Title: Pre-Paid Legal Services Q2 2010 Earnings Call Transcript
Call Start: 8:30
Call End: 9:00
Pre-Paid Legal Services (PPD)
Q2 2010 Earnings Call
July 23, 2010 8:30 a.m. ET
Randy Harp – Co-CEO, President and COO
Steve Williamson – CFO
Good day ladies and gentlemen, and welcome to the Pre-Paid Legal Services second quarter earnings results conference call. (Operator Instructions.)
I would now like to turn the conference over to your host Mr. Randy Harp, co-CEO, president, and chief operating officer. Please go ahead.
Good morning this is Randy Harp. I want to welcome you to the 2010 second quarter earnings conference call for Pre-Paid Legal Services Inc. Joining me here at the home office is our chief financial officer, Steve Williamson.
Before we begin, I need like to remind everybody that the conference call will contain forward-looking statements, including our expectations of future results and future plans. Actual results might differ materially from those projected in any forward-looking statements.

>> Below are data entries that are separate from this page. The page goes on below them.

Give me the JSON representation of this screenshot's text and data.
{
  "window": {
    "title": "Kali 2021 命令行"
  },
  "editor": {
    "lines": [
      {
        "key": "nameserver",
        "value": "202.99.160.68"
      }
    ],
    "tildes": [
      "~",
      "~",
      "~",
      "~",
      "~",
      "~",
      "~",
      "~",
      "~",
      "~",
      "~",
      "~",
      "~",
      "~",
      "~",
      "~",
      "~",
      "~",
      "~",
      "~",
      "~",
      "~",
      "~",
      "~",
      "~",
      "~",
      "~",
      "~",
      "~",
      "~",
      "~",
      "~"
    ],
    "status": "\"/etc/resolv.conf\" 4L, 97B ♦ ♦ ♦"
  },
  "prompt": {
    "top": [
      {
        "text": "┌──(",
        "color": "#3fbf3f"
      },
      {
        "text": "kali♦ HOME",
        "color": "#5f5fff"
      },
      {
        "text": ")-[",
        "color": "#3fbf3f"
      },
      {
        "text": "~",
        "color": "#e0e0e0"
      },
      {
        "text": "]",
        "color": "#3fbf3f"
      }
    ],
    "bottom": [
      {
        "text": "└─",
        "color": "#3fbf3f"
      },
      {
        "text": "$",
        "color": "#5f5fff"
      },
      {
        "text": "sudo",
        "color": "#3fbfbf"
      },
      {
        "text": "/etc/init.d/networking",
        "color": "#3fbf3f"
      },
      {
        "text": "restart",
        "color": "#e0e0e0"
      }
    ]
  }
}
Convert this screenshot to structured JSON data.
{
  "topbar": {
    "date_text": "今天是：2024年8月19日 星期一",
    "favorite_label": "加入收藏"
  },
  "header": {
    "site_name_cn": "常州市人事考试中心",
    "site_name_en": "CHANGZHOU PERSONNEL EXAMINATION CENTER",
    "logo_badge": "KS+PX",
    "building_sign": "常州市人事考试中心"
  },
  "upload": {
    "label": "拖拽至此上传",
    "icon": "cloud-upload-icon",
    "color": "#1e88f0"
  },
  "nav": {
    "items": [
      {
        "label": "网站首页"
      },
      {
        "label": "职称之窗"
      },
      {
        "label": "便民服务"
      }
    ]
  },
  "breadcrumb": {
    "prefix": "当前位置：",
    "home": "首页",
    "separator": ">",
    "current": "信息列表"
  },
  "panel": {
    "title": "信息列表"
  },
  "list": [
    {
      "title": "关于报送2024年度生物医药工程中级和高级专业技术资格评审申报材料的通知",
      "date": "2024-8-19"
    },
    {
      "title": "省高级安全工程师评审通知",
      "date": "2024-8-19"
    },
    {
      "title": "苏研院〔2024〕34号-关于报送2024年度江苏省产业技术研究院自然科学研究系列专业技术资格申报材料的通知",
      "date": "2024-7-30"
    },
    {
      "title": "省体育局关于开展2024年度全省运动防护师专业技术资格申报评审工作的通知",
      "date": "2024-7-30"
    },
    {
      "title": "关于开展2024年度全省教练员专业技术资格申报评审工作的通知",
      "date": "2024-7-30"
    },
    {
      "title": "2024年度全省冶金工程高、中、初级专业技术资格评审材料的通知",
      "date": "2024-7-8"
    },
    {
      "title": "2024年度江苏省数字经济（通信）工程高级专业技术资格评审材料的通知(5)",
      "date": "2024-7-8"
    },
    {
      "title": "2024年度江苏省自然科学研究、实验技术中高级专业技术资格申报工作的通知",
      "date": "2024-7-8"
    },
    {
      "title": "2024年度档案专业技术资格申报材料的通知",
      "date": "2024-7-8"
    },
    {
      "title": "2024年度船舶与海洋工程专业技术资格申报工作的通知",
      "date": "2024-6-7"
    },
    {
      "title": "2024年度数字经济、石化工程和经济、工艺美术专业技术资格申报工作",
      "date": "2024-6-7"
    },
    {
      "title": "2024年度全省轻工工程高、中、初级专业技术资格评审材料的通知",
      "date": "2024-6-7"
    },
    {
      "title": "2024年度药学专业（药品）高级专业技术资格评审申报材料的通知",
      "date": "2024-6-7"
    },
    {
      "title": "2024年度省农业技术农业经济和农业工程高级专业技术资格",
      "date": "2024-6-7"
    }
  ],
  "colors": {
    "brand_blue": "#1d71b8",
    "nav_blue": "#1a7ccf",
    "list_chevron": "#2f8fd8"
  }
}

Additional information concerning risk factors that could cause the results to differ materially from these forward-looking statements are contained in our press release announcing the second quarter earnings as well as disclosures in our public reports on Forms 10-K, 10-Q and 8-K and any amendments thereto filed with the SEC and as always they’re available on the SEC Edgar website as well as our own website.
My co-CEO, Mark Brown, is travelling today to British Columbia, but had passed on two very recent articles that were of interest to him and would be of interest to folks on this call and certainly pertain to the area that this company is focused on. One is dated July 12. The title is--and I’m just going to hit a few sentences from each of these articles--judges say litigants are increasingly going pro se, meaning that they represent themselves, and at their own peril. “A survey of nearly 1200 state trial judges around the country indicates that the weak economy has increased the number of litigants representing themselves in foreclosures, domestic relations, consumer issues, and non-foreclosure housing matters and the judges say litigants are doing a poor job as well as burdening courts already hurt by cutbacks. More than half the judges saw case filings increase in 2009, and 60% of them say fewer people are represented by counsel . The greatest increase is in foreclosures, followed by domestic relations, consumer cases, and other housing matters. The economic crisis has only exacerbated the problems in the courts says (inaudible). Self-representation is resulting in worse outcomes for litigants according to 62% of the judges. 78% of the judges say the increase in self-representation is hurting the courts, especially by slowing down the docket.”